Written by Alessandro Bortolotti
Fact checked by The Brain Blog Team
The brain is one of our body’s largest and most complex organs. From scratching your nose to solving an intrinsic problem, we have our brains to thank for our every thought and our every action. Because the brain is so important, you would think brain health would get more recognition. The importance of heart health has long been studied and promoted, so why do people rarely talk about brain health? The brain controls your body's everyday functions and allows you to interact with the world around you. A healthy brain gives us the fulfillment of a life-well lived. I don’t know about you, but I want to get the very best out of my brain as I get older. I’m no brain professional, but through my research I've learned that our brains will change as we age. Because of this, it's never too early to start taking care of your brain health.
The decisions and choices we make in our life today will directly affect our mind and cognitive functions in the future. According to the Alzheimer's Association, over 5 millions Americans 65+ are living with Alzheimer's disease and this number is estimated to triple by the year 2050. Contributing to this growing number has been a major increase in early-onset patients, since Alzheimer’s and dementia are also starting to affect people at much younger ages. The causes of Alzheimer's and dementia has been attributed to a combination of age-related changes in the brain, along with genetic, environmental, and lifestyle factors. I personally am interested in the environmental and lifestyle factors, i.e., What changes can I make today to protect my brain tomorrow? Scientific evidence and clinical research has shown that it is possible to improve brain health and reduce the chance of cognitive impairment and Alzheimer's disease, by making certain lifestyle changes such as a healthy diet and supplementation.
Here are some immediate lifestyle changes you can make:
Brain health can hold a different meaning for each and every one of us. I’m 21 years old and I'm still learning what my brain health means to me. It’s the small memories and thoughts along the way that I want to protect and be able to look back on later in life.

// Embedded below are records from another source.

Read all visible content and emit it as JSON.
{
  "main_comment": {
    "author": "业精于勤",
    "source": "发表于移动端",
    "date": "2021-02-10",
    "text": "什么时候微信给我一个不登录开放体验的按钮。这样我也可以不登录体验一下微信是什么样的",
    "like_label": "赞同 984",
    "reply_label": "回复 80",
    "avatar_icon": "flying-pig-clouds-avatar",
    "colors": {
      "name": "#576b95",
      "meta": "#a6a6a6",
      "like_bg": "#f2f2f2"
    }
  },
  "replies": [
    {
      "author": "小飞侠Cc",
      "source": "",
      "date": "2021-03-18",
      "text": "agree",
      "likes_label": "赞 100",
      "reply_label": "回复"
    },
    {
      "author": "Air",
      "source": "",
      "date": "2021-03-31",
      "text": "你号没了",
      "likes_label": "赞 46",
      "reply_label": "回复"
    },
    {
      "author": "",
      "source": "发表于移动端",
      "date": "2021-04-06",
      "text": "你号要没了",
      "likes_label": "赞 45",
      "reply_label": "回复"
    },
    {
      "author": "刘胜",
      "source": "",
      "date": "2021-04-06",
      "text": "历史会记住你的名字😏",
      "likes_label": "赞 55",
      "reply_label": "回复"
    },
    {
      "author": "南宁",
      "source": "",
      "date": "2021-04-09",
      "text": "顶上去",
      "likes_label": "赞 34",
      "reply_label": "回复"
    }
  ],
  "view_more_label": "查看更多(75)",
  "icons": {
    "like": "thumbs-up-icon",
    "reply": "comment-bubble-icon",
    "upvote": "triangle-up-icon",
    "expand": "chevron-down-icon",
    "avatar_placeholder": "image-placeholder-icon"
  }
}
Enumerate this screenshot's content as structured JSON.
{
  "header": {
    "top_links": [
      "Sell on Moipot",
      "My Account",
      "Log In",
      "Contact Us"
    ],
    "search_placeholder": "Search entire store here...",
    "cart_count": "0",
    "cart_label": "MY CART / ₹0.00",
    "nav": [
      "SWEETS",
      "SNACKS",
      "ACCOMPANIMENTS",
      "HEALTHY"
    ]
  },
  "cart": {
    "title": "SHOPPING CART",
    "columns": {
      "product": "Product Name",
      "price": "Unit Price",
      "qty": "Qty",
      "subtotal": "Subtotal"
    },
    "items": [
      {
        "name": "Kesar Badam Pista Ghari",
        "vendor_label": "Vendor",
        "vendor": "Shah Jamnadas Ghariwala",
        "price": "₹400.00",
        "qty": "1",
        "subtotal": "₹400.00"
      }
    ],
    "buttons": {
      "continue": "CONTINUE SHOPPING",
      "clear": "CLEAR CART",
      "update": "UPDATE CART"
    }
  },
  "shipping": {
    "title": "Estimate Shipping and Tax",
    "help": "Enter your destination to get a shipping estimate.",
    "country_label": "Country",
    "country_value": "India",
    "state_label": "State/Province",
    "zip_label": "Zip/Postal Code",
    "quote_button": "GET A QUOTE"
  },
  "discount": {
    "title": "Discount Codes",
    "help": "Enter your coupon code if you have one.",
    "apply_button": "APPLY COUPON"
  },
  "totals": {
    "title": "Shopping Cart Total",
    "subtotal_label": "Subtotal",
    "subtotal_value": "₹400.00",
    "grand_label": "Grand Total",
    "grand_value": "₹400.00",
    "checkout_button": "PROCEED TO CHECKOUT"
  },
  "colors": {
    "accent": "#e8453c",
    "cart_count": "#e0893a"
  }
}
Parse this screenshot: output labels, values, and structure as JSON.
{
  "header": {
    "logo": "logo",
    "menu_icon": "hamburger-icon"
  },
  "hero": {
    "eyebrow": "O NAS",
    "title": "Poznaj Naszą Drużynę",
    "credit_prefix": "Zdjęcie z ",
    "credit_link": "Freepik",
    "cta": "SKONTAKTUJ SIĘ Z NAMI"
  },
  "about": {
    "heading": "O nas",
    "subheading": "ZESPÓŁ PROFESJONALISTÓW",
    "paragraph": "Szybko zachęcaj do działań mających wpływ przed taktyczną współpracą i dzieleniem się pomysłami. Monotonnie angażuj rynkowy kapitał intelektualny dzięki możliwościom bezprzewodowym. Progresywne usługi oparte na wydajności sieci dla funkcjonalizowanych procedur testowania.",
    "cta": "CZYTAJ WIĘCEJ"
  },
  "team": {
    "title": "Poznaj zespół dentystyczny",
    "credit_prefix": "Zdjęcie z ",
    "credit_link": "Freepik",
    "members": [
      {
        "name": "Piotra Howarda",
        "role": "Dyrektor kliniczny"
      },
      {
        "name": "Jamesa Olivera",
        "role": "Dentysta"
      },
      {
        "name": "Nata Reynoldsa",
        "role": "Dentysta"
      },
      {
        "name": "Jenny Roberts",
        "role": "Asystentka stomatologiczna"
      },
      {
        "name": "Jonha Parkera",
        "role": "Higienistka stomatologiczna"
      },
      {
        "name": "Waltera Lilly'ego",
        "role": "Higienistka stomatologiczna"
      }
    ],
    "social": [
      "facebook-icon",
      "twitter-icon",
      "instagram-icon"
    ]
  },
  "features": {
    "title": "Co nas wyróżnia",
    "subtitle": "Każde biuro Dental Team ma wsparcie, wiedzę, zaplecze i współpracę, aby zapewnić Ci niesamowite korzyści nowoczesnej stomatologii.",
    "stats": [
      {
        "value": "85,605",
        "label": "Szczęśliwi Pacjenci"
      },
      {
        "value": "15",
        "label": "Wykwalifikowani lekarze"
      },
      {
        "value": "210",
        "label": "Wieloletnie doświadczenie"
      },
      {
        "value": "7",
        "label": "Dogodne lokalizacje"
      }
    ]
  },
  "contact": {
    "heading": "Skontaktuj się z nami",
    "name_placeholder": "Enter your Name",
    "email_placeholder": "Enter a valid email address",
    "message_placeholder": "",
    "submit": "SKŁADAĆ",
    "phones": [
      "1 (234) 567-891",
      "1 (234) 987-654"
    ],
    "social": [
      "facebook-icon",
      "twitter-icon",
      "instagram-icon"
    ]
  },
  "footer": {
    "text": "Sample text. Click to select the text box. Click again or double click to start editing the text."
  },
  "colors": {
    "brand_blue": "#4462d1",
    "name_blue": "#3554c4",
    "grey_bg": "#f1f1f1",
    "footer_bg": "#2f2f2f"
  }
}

Your brain allows you to interact with the world around you...I can't think of anything more worthy of protecting than that.